The Results

The Nation’s Report Card (National Assessment of Educational Progress results) was published last month, confirming our fears surrounding the impact of the COVID-19 pandemic – severe learning loss around student math and reading performance.

There has been a 3-point decrease in fourth-grade reading scores compared to 2019. In fourth grade, the average reading score was lower than all previous assessment years going back to 2005 and was not significantly different compared to 1992. This being the first NAEP release since the COVID-19 pandemic, it is no surprise that we see these drops.

*Source Nation’s Report Card 2022

108,200 fourth-grade students across 5,780 schools participated in the 2022 NAEP reading assessment. The NAEP reading framework measures students’ comprehension skills through the use of literary and informational texts. 

Thirty states/jurisdictions saw a decrease in fourth-grade reading scores. Among these states/jurisdictions, seven scored lower than the national average, and three scored higher, with the other 20 being in line with the national average.

Only 33 percent of fourth graders were deemed proficient and above in reading, according to this year’s report. In 2019, 34% of fourth graders and 27% of eighth graders scored below proficient in reading, and this year, those groups grew to 37% of fourth graders and 30% of eighth graders.

*Source Nation’s Report Card 2022

Pandemic-caused disrupted learning has created learning hurdles for all learners, with the greatest impact being on our youngest learners, who are in the formative years of learning to read. “This must be a wake-up call for the country that we have to make education a priority,” Beverly Perdue, chair of the National Assessment Governing Board, which oversees the test, said in a statement.


Educators Must Act Quickly

We know as students move up in grades, the remediation process is four times as difficult. This has left many school districts on the hunt for evidence-based, research-proven solutions to help combat the learning loss caused by interrupted instruction.

Only 11% of students in fourth grade had teachers who reported being “extremely confident” in addressing knowledge and skills gaps, with 36% of reading teachers being “quite confident.” Teachers need to be empowered with the tools to teach literacy at all levels if students are not reading proficiently. Teachers need professional development and curriculum to meet children where they are.

The sobering report makes it even more apparent that we need to empower our teachers with systematic, cumulative, and explicit instruction in structured literacy for the K-2 population. 

IMSE offers educators the opportunity to learn the “hows” and the “whys” behind Structured Literacy. This explicit approach to reading proves beneficial for all students as they jump the hurdles brought on by the pandemic. 

IMSE also offers educators tools that can be used in the classroom and through remote learning to ensure students are making gains both at home and in the classroom. Just hear what this IMSE-trained educator had to say!

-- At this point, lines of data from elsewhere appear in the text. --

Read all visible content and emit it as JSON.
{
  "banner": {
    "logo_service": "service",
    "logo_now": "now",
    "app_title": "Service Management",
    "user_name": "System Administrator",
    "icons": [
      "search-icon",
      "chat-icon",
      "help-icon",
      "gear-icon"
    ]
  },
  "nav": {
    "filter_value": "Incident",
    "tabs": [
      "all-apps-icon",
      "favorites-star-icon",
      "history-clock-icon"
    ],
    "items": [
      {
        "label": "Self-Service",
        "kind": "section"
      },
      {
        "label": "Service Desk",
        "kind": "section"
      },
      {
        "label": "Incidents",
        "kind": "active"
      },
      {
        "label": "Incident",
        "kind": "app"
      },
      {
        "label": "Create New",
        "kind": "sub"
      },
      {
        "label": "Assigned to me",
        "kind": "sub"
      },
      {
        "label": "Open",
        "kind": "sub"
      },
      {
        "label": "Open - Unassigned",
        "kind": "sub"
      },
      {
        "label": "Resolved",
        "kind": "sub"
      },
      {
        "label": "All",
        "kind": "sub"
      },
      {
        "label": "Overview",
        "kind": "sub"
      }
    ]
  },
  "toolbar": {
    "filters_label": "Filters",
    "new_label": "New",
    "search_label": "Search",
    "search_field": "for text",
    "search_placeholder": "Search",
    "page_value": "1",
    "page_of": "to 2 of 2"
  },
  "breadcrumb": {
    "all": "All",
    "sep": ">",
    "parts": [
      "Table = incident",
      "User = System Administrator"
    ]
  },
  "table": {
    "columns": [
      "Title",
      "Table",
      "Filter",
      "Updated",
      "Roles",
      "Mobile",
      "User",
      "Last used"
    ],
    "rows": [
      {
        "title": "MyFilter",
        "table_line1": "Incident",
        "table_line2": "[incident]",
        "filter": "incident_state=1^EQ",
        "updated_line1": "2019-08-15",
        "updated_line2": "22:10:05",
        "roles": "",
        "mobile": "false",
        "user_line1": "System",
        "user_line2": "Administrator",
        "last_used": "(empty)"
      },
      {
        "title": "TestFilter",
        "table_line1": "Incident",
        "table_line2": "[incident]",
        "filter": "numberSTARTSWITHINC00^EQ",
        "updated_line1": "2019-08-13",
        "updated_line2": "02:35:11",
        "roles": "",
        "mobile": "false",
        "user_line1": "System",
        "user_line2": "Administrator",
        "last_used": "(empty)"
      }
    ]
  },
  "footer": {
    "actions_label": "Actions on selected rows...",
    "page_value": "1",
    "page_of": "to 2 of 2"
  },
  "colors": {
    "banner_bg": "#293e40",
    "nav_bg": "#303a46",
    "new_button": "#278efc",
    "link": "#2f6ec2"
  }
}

“One word: Amazing! I actually took the comprehensive training twice. The first time I took the training, it was in person. I enjoyed the training so much that I encouraged my district to allow the entire elementary staff to get trained! The second time it was virtual. We had such a great time that we had “The Original OG” t-shirts made! It is unquestionably the best professional development I have ever had. I walked away, ready to implement all that I had learned. Since I became trained, I have been working with one of my classes for 3 years. I have had the privilege of watching this group grow, through a pandemic, into one of the most successful groups of readers in our building. This particular class has some of the highest reading achievement averages in our school. Did I mention that this is an awesome group of kids? They have been able to adjust from in-person, to zoom, to videos and back to in-person without skipping a beat. I feel that this program helped to hold us together. It is so systematic that it was the one thing that could stay the same for the kids in a world that was changing all around them.  It has been nothing but a pleasure to work with these students, their families,  their cooperating teachers, and of course, the wonderful IMSE folks that are always there to support me! I plan to continue in my OG journey, and I can’t wait to see where this adventure takes me! – Erin Lyke, SPED Teacher at Roxbury Central School

Please connect with us on FacebookTwitterInstagramLinkedIn, and Pinterest to get tips and tricks from your peers and us. Read the IMSE Journal to hear success stories from other schools and districts, and be sure to check out our digital resources for refreshers and tips.